However, whereas I said earlier that “if there is one place you don’t want to take a chance with miscommunication between new teammates is in the back” that logic doesn’t apply to the attacking side of things.
Attacking soccer is an unspoken art form.
There are absolutely tactics and training in developing a consistently efficient attack, but more importantly, you need players whose natural innate abilities break down barriers between themselves and teammates by speaking with their play.
I’m not going to lie, I have VERY HIGH expectations for Sandro this season, and I think Koeman shares my view. He is unbelievably talented and can become the top-level striker Everton need to move into the Top 4.
That’s why I think the Spaniard will get the call over Lookman and round out the first XI of the season.
Now, additionally, I included the 7 players I think will round out the 18.
To be honest, the first 11 (outside the Sandro/Lookman debate) wasn’t nearly as difficult trying to figure out who players 16-18 are going to be.
Dominic Calvert-Lewin, Kieran Dowell and James McCarthy are just a few of the names I have omitted from my 18 that could very easily find themselves on the team sheet Thursday.
I had to base my choices off of my starting lineup and this is the most balanced team I could create with the ability to open up or shut down a game should the need arise.
What I’m trying to say is, when the team sheet comes out on Thursday and I am completely wrong, just remember....
Oh, and for it’s worth put me down for a 5-0 Toffees romp.
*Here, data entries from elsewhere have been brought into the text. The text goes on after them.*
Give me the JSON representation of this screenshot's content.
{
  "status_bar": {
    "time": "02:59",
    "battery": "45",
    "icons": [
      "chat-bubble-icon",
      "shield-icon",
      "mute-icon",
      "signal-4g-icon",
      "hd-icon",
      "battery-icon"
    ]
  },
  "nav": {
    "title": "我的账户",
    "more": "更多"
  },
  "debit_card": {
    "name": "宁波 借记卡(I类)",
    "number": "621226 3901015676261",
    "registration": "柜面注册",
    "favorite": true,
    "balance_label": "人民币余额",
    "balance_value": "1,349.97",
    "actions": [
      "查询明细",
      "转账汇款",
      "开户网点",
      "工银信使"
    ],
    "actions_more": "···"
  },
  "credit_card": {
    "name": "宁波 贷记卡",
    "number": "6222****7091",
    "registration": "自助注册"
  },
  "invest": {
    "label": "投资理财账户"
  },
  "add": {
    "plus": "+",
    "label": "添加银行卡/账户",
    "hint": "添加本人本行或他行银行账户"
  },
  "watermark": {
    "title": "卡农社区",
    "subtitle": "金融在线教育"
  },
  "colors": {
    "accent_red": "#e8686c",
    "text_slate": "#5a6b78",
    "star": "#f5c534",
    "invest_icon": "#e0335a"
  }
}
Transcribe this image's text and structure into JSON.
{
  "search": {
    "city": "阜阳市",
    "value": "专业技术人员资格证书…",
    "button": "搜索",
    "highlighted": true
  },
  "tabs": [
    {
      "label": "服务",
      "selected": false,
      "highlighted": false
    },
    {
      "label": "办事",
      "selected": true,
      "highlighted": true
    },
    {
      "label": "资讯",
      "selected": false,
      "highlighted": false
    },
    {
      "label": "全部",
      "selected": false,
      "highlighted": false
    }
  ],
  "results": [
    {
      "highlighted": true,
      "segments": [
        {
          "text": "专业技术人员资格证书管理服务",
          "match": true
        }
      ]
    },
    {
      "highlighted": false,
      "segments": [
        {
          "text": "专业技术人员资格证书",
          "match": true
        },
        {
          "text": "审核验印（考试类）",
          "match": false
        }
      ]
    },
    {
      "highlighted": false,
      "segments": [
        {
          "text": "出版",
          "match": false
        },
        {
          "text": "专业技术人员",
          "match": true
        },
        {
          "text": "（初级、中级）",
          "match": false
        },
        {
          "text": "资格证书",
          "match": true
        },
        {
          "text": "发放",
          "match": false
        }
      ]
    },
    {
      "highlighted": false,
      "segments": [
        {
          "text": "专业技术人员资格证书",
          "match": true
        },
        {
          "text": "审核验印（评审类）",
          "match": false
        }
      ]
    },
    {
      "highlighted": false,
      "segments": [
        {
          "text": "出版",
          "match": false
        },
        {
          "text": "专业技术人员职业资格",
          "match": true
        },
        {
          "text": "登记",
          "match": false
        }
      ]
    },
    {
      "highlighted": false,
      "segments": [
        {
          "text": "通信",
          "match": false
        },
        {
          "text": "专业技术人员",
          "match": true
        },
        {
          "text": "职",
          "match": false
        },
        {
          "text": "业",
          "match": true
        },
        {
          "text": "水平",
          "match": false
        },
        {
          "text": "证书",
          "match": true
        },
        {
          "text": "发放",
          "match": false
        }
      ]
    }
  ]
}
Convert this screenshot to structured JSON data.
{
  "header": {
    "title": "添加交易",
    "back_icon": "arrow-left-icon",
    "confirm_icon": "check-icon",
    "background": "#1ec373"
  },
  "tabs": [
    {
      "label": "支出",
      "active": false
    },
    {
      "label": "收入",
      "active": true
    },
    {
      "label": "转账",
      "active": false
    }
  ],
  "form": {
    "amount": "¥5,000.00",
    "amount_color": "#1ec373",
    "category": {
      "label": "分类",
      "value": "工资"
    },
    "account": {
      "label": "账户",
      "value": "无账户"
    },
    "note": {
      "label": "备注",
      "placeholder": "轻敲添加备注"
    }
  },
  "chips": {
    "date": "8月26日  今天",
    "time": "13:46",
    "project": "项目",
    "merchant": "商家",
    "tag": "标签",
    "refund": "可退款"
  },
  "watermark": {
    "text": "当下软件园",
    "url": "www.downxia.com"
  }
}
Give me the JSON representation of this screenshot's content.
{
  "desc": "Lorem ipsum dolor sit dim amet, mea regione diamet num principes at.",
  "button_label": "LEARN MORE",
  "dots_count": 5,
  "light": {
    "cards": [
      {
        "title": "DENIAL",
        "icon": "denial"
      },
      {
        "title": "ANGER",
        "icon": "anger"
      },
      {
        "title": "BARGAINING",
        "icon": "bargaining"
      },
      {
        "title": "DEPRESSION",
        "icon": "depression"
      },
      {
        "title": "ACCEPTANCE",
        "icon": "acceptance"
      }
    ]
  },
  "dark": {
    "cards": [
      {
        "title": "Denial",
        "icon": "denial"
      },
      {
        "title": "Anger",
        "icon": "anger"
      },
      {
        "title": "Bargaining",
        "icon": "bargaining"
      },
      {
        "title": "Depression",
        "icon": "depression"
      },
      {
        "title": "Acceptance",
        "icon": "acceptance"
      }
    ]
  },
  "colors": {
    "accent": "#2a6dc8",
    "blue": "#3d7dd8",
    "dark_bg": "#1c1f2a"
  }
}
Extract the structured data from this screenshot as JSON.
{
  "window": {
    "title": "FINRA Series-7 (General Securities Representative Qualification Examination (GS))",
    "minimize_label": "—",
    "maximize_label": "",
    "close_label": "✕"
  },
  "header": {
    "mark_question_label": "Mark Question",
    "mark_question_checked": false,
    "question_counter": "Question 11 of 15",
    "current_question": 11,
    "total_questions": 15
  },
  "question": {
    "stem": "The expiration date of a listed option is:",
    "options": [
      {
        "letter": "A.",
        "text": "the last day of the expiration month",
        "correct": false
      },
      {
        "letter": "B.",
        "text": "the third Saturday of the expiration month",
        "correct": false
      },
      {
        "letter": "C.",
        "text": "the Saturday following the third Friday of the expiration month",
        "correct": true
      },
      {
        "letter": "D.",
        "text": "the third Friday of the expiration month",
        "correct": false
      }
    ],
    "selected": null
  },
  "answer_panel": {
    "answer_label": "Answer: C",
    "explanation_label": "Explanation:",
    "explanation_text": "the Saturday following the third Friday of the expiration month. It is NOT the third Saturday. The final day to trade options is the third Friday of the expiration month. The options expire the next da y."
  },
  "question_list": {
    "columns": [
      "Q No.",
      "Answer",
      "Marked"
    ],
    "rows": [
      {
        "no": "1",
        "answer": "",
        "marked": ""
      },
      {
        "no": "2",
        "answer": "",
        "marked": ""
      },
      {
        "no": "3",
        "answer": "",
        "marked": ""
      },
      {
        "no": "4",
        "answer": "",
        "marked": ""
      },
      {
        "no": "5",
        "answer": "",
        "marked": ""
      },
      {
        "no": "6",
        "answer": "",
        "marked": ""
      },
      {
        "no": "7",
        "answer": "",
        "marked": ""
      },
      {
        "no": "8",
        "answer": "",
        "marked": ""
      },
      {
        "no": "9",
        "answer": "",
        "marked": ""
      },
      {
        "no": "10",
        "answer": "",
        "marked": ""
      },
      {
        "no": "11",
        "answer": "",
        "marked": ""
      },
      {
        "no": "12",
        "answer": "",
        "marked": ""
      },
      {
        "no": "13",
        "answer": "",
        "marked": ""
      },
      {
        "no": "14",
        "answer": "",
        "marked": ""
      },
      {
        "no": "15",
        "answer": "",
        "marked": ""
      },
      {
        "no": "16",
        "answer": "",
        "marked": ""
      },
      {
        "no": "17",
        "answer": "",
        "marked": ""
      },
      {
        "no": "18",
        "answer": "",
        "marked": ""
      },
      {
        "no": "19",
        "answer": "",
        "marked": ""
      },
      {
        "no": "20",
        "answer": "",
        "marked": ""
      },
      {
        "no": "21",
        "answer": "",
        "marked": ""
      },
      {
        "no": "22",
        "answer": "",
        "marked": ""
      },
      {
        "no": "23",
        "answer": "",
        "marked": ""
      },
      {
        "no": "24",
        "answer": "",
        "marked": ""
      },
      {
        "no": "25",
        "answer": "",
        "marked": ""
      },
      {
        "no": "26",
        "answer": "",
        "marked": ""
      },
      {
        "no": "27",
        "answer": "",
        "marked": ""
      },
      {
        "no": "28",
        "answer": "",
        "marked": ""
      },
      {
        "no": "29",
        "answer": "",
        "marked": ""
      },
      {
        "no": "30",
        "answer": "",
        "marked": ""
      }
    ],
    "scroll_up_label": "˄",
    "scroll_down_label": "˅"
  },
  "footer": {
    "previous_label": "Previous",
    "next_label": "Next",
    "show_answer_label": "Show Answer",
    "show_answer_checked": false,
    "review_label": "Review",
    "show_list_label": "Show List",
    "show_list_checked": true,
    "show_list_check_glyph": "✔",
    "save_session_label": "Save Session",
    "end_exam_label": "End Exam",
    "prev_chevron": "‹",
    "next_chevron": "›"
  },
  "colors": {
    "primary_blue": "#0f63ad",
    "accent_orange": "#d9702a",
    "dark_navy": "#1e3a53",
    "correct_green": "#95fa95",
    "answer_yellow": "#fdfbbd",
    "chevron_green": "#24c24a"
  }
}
Remember, if you ever had a question for the mailbag please leave it in the comments below or send it to us on the Twitter machine @foleysthoughts and @RBmersey!!
And as always.....Anything goes!!